Task:
Note each line in the data below that holds "title", and copy it.

Source records:
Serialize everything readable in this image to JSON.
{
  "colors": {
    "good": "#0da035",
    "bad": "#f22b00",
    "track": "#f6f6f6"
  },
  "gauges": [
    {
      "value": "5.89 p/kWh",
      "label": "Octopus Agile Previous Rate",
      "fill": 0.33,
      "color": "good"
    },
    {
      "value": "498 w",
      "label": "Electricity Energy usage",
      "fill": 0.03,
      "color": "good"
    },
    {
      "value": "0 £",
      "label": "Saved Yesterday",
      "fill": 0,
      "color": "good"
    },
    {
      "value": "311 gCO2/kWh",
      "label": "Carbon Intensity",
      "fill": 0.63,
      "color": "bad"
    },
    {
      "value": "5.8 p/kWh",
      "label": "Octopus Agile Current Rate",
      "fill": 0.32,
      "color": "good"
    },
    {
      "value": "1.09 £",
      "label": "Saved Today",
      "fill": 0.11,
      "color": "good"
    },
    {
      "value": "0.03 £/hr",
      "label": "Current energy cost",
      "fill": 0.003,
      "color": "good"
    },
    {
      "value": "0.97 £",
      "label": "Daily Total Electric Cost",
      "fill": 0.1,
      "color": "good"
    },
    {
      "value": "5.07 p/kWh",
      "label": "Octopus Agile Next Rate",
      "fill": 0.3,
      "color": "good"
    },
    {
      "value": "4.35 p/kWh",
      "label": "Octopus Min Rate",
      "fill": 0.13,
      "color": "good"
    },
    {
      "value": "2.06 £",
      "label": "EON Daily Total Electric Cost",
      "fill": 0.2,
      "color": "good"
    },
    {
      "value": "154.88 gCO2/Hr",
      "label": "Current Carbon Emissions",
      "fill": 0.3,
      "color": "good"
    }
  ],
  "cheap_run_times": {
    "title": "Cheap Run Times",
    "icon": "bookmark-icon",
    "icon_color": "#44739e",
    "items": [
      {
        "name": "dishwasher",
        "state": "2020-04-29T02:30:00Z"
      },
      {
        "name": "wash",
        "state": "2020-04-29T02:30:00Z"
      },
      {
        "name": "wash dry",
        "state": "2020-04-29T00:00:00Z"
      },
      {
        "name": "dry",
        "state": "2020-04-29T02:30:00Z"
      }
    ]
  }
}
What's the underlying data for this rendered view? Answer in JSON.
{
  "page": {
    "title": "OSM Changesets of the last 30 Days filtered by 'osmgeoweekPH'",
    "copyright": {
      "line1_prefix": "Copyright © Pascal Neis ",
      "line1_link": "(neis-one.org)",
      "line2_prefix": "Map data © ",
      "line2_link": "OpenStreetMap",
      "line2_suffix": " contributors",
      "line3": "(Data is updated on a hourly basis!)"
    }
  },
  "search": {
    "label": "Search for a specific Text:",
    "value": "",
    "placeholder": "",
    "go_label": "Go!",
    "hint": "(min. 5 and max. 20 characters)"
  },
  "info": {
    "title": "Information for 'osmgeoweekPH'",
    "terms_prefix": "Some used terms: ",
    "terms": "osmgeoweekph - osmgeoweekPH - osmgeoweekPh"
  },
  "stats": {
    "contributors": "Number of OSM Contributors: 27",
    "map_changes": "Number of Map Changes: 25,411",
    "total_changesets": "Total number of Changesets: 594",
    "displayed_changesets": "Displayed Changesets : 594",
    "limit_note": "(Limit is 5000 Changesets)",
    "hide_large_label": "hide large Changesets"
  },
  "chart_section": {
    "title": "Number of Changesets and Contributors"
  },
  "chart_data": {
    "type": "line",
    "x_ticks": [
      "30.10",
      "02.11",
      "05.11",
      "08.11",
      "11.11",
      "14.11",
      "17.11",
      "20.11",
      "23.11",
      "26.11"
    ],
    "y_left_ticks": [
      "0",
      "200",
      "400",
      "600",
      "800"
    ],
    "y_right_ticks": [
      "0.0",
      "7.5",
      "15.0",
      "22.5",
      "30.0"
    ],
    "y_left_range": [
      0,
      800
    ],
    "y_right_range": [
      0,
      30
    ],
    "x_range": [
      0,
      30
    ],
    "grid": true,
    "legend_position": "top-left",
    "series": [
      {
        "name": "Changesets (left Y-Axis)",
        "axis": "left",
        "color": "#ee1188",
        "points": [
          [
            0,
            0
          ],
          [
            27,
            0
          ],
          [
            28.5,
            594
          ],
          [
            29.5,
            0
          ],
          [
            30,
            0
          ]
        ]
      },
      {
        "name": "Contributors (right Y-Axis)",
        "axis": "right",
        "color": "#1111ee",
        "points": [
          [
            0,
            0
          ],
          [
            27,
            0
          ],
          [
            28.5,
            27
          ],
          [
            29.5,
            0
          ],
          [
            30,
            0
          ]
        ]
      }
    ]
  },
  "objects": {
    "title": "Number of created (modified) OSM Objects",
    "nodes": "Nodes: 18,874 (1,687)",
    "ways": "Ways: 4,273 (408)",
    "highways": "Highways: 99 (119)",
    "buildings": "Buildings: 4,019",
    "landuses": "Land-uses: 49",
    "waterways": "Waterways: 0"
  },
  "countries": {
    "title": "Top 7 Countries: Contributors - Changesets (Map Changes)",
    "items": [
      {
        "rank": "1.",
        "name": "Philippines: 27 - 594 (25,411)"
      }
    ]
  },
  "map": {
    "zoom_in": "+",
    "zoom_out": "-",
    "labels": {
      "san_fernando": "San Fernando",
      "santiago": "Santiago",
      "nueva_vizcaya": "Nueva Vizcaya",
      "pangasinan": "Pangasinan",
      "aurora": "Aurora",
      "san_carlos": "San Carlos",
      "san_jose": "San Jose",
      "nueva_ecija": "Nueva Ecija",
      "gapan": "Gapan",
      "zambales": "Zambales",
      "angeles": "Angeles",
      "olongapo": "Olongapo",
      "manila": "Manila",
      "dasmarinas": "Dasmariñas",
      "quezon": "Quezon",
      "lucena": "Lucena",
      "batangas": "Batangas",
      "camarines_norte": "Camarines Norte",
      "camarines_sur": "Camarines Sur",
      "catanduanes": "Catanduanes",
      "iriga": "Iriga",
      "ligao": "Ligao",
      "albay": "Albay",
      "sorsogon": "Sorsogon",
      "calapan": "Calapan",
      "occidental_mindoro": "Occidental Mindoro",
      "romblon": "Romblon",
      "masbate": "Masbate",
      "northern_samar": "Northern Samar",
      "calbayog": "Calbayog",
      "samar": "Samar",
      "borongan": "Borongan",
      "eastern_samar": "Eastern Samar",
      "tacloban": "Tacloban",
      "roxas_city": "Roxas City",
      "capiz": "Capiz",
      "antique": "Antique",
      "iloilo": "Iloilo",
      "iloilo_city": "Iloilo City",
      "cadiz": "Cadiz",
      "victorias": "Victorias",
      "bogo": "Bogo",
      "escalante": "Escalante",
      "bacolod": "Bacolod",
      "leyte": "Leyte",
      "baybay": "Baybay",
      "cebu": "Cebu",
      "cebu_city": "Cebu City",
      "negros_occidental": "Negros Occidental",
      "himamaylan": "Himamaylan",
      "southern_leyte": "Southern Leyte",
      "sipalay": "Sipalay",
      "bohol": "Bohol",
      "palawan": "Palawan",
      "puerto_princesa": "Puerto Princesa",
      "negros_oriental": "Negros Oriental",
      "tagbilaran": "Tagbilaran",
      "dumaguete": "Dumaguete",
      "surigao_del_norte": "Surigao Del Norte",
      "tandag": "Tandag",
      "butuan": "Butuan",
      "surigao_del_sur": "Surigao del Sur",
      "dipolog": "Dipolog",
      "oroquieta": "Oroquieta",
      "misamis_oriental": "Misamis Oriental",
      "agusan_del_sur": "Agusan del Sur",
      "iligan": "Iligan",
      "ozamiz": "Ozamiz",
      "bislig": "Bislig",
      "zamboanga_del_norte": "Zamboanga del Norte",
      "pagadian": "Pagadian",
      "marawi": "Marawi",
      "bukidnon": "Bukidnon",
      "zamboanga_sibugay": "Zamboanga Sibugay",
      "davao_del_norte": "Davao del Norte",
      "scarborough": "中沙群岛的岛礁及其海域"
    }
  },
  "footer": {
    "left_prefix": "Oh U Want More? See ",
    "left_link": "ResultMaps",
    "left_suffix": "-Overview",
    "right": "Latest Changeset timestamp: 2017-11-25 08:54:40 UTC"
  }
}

Task output:
    "title": "Cheap Run Times",
    "title": "OSM Changesets of the last 30 Days filtered by 'osmgeoweekPH'",
    "title": "Information for 'osmgeoweekPH'",
    "title": "Number of Changesets and Contributors"
    "title": "Number of created (modified) OSM Objects",
    "title": "Top 7 Countries: Contributors - Changesets (Map Changes)",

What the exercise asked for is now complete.